WHAT IS BEING ASKED: Copy all the lines of the data that include the word "close".

Entries taken from a collection
┄┄┄┄┄┄┄┄┄┄
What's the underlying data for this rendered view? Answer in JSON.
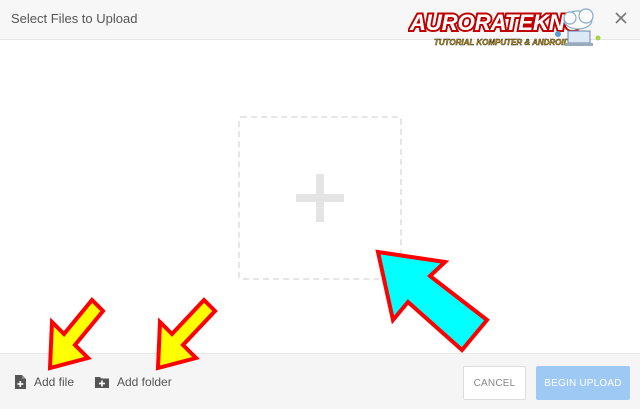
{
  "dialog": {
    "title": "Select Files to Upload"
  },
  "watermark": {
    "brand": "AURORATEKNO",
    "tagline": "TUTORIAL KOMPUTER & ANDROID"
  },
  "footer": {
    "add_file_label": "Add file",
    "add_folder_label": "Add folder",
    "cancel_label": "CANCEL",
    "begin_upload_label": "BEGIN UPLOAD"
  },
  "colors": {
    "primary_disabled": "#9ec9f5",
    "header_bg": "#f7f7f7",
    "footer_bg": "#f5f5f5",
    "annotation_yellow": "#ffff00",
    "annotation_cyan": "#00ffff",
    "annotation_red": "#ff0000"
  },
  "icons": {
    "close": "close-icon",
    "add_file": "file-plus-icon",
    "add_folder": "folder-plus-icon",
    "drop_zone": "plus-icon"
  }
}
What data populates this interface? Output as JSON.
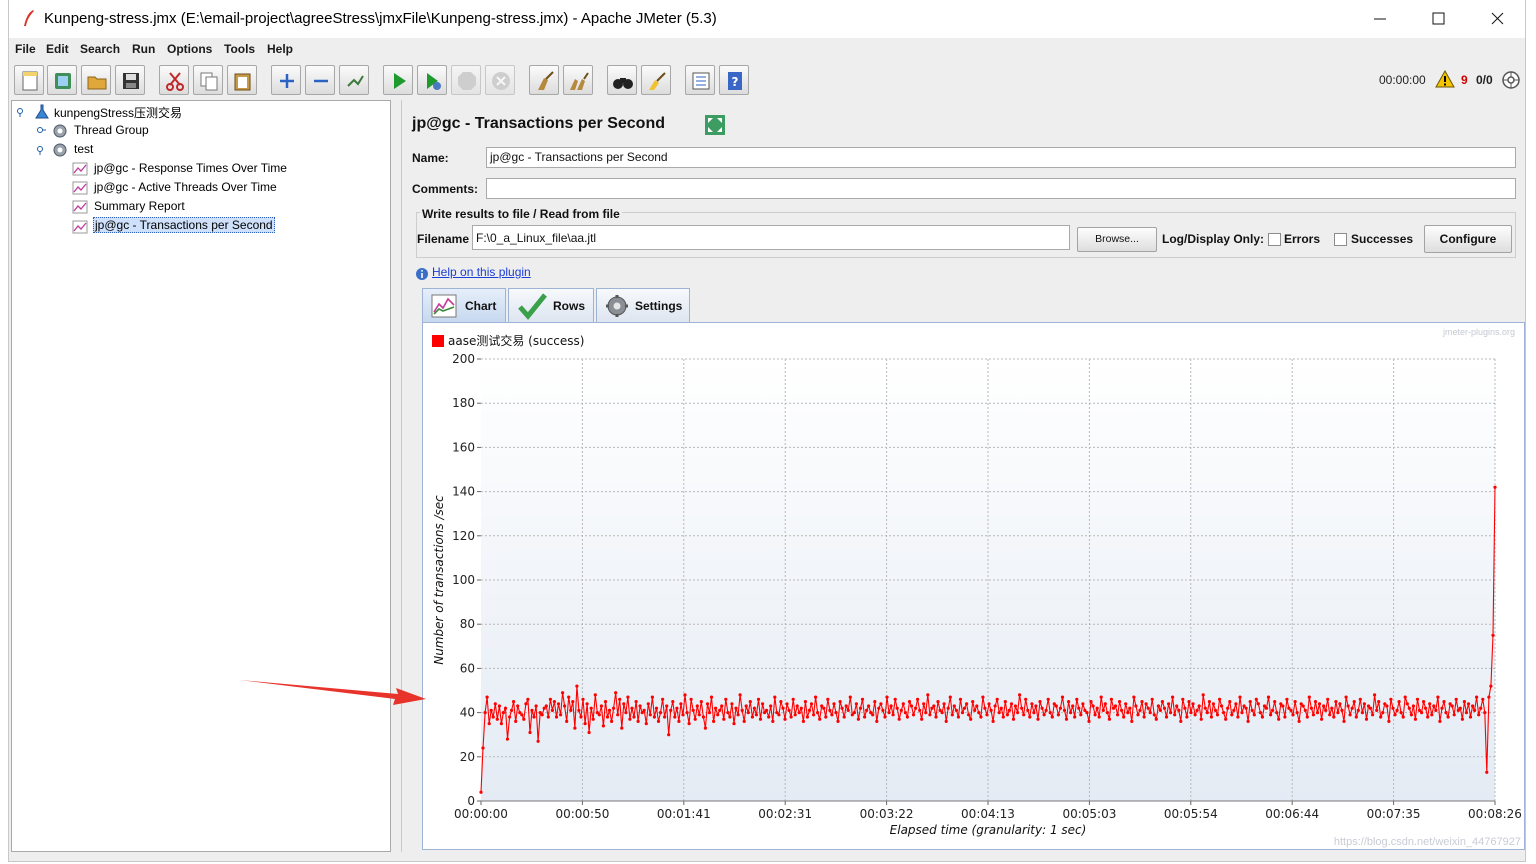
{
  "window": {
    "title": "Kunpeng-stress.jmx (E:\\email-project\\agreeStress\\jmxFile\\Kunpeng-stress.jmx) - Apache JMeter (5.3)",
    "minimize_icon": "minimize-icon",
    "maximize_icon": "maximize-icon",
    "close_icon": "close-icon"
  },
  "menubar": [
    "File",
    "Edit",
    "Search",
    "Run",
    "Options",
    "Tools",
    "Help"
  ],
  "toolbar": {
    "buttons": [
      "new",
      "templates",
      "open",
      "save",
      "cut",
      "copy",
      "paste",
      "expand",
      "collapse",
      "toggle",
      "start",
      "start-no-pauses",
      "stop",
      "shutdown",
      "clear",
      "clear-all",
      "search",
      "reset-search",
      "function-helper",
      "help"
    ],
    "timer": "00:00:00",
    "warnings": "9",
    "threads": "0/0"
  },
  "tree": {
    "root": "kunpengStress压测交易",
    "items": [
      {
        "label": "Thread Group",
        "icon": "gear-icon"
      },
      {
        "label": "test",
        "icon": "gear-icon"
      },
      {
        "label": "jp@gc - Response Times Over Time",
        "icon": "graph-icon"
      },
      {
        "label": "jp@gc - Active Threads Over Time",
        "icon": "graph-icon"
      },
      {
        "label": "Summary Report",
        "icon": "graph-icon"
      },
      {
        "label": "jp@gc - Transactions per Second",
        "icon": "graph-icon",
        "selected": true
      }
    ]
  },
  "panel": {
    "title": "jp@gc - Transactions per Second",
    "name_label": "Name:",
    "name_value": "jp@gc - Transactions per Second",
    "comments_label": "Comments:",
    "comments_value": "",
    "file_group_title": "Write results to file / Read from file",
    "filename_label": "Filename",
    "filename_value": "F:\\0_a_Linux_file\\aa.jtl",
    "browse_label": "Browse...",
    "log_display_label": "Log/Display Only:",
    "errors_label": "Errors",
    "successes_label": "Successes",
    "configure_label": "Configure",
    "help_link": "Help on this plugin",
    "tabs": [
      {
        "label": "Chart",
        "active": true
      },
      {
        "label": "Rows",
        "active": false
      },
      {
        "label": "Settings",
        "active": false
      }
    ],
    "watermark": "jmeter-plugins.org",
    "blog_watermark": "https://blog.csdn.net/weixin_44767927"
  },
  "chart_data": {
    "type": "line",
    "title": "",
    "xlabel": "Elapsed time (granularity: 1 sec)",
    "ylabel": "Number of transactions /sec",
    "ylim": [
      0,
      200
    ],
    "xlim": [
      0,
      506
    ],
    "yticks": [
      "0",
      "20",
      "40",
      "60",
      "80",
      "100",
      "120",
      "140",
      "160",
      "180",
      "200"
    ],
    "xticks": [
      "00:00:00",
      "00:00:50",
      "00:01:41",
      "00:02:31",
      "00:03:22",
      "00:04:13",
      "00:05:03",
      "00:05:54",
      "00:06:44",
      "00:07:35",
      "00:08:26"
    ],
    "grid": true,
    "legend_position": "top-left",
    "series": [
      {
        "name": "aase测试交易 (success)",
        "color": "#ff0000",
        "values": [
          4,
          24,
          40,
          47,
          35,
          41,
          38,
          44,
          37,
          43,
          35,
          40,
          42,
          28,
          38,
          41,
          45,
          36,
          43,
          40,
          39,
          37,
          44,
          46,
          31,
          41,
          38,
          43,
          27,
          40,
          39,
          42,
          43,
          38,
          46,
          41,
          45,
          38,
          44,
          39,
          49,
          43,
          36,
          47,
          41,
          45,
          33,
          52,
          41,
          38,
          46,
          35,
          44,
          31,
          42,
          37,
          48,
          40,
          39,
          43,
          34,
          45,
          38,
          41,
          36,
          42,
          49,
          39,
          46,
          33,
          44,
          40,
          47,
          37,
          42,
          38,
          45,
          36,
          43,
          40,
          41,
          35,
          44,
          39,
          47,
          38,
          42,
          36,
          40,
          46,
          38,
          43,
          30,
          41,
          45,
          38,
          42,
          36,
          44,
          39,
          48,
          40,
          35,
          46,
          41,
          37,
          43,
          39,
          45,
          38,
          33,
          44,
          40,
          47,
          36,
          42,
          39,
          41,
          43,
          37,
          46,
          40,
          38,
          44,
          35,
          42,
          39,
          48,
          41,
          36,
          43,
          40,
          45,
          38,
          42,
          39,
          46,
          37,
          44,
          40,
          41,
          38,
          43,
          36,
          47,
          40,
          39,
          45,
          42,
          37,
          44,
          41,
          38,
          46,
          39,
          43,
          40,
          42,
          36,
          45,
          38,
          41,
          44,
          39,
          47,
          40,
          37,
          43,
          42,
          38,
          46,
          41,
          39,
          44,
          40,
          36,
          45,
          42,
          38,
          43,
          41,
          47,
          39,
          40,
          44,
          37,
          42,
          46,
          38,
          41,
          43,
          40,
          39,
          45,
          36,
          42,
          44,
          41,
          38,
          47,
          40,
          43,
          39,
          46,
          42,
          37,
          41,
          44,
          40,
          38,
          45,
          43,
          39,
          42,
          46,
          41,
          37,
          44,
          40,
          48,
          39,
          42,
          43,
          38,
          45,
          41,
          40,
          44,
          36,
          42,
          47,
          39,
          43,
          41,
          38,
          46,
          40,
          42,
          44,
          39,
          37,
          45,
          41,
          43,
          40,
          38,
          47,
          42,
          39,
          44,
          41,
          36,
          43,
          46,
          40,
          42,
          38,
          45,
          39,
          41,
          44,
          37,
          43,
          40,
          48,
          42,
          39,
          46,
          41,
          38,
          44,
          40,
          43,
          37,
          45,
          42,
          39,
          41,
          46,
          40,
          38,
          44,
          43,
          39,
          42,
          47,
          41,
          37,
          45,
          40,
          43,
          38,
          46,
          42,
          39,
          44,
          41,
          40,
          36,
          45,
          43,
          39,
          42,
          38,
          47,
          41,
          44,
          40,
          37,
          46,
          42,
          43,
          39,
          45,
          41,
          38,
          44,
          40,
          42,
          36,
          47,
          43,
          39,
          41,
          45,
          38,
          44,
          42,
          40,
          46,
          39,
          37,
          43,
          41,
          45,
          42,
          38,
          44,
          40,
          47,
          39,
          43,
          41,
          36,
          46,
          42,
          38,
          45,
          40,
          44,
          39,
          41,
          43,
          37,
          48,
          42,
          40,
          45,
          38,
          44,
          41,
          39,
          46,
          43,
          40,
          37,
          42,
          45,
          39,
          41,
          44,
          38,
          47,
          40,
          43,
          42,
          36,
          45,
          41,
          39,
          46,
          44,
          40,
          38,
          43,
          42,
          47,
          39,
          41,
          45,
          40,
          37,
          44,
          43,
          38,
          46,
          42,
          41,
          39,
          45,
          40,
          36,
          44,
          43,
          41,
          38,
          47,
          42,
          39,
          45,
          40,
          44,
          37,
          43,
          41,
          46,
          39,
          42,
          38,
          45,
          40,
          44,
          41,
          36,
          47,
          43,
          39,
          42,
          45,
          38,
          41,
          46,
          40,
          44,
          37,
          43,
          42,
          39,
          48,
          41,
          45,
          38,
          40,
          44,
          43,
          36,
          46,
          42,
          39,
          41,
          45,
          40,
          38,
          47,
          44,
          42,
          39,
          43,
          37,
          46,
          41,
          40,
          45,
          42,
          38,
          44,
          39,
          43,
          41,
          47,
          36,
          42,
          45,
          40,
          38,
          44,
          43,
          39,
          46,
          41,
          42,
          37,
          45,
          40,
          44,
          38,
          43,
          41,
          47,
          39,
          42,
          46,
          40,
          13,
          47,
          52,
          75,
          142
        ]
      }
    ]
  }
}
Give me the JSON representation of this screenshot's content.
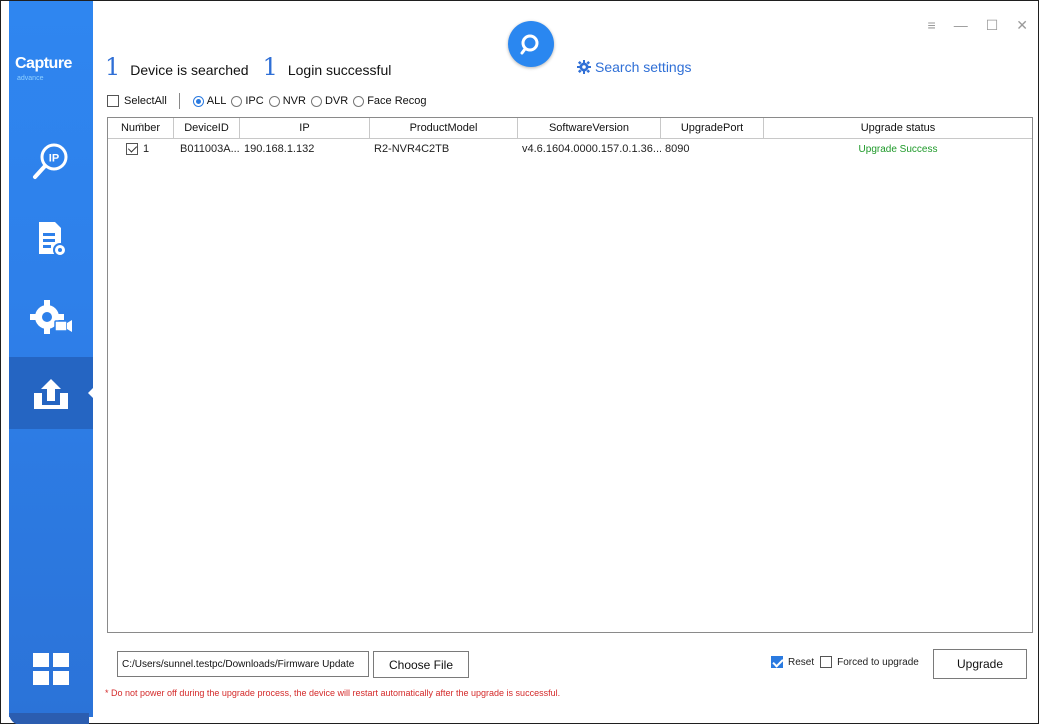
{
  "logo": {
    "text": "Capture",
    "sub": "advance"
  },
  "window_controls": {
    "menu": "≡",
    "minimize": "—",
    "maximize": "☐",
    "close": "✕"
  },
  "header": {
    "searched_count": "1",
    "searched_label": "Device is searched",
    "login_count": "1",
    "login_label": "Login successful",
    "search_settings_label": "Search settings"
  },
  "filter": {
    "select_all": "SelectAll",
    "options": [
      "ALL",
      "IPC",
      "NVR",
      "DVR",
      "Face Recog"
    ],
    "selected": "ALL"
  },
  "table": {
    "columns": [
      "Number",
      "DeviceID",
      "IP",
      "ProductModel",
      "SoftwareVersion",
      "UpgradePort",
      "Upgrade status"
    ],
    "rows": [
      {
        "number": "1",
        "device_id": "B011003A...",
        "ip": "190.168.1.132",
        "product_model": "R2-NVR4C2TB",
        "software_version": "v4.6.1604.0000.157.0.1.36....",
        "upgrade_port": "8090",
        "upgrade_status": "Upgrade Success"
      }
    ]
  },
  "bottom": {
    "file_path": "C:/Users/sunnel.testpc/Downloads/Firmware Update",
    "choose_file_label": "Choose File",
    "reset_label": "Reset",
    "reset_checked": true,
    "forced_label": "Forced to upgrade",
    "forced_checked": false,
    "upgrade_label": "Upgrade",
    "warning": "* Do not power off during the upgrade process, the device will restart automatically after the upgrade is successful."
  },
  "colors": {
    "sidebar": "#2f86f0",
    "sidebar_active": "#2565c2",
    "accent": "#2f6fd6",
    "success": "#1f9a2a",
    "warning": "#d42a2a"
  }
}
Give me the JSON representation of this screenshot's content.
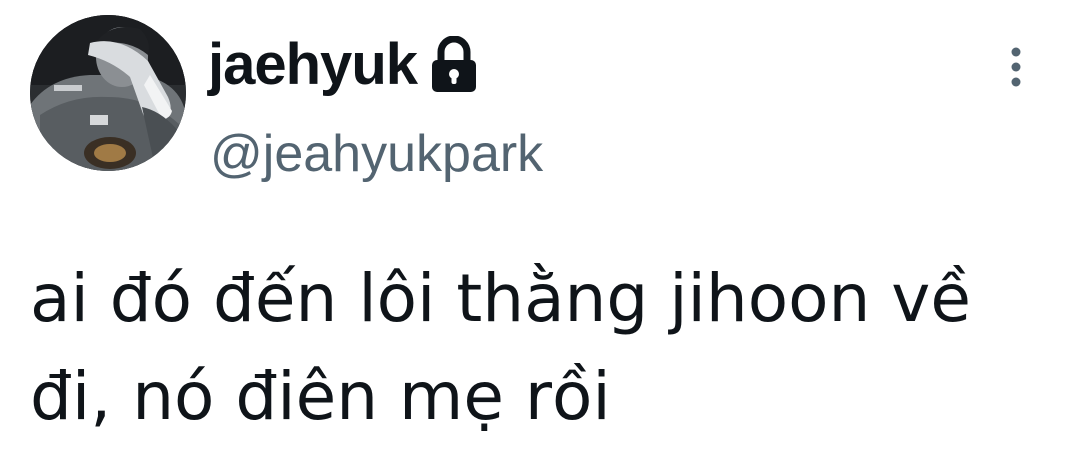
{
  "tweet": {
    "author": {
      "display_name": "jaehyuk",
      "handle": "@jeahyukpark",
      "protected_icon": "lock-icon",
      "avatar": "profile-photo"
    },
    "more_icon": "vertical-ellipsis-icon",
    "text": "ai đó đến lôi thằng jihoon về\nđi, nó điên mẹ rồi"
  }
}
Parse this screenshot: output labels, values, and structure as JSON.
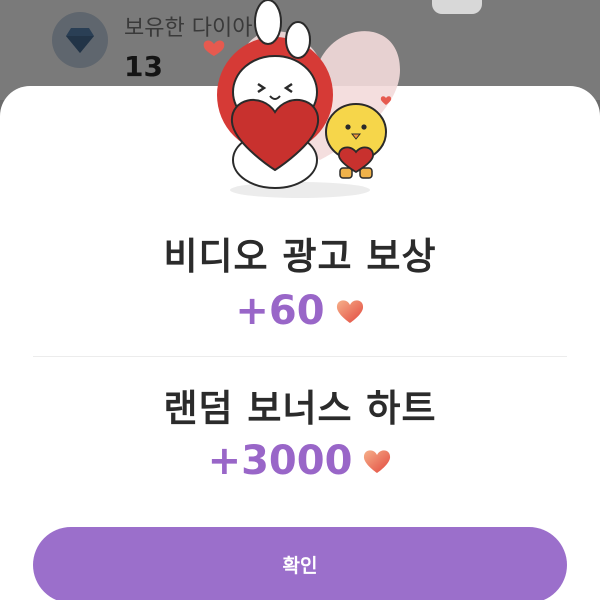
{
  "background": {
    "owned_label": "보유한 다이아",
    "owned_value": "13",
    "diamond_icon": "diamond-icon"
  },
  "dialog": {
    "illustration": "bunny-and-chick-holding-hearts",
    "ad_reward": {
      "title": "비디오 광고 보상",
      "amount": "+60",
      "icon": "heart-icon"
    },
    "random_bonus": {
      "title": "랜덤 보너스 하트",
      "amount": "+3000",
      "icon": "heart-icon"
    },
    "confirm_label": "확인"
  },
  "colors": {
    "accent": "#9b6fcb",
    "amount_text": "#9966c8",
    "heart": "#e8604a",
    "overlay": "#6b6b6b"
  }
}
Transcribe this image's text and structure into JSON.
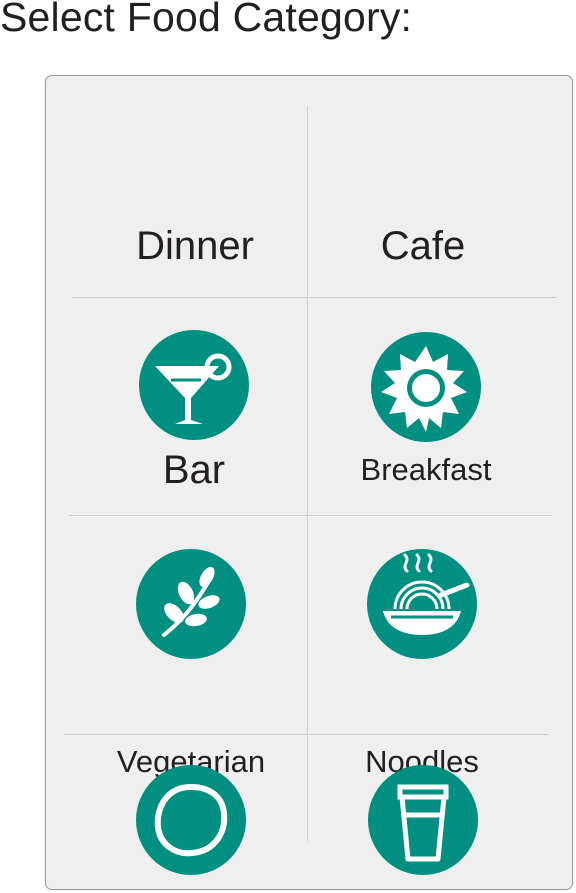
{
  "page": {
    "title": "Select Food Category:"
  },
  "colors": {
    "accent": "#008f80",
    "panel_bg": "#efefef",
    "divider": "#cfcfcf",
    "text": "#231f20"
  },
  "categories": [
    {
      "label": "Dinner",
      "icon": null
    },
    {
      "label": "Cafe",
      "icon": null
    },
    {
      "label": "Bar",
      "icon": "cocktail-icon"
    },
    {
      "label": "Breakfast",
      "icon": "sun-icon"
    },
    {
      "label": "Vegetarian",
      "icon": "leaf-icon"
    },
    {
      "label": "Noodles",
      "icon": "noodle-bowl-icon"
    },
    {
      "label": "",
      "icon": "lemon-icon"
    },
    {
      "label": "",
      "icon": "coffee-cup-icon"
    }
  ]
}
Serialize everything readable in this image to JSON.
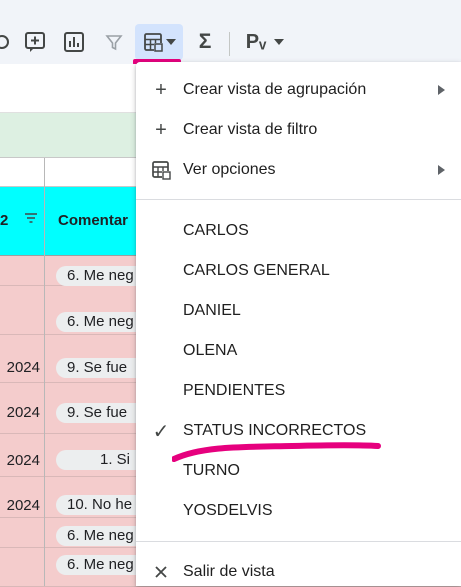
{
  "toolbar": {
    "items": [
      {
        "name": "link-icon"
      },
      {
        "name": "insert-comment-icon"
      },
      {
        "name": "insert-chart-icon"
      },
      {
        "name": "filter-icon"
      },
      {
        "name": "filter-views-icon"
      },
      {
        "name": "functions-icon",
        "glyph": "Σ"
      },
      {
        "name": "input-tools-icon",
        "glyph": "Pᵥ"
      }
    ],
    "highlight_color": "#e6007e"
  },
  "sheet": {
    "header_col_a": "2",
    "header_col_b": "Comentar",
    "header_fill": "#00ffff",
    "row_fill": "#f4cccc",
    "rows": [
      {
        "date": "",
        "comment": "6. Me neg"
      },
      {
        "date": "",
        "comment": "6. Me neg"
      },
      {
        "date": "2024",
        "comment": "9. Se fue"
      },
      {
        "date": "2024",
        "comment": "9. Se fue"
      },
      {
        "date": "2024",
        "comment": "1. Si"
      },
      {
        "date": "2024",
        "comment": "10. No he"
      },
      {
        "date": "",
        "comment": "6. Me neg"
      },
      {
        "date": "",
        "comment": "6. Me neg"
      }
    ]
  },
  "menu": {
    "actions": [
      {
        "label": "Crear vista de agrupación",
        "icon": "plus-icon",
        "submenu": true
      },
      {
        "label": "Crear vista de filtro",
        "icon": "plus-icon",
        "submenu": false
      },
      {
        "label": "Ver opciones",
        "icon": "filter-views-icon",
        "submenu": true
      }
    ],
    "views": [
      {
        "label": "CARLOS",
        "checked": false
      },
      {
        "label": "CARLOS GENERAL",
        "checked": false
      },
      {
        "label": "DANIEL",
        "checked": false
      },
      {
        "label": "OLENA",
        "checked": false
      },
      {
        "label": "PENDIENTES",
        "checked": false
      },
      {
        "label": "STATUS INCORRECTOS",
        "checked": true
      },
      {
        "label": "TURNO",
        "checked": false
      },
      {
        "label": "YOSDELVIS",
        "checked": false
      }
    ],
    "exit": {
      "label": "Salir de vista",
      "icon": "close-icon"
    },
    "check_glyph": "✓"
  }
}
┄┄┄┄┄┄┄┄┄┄
RESPONSE BELOW:
    "close": "close-icon",
    "close_icon": "close-icon"
    "close": "✕"
      "icon": "close-icon"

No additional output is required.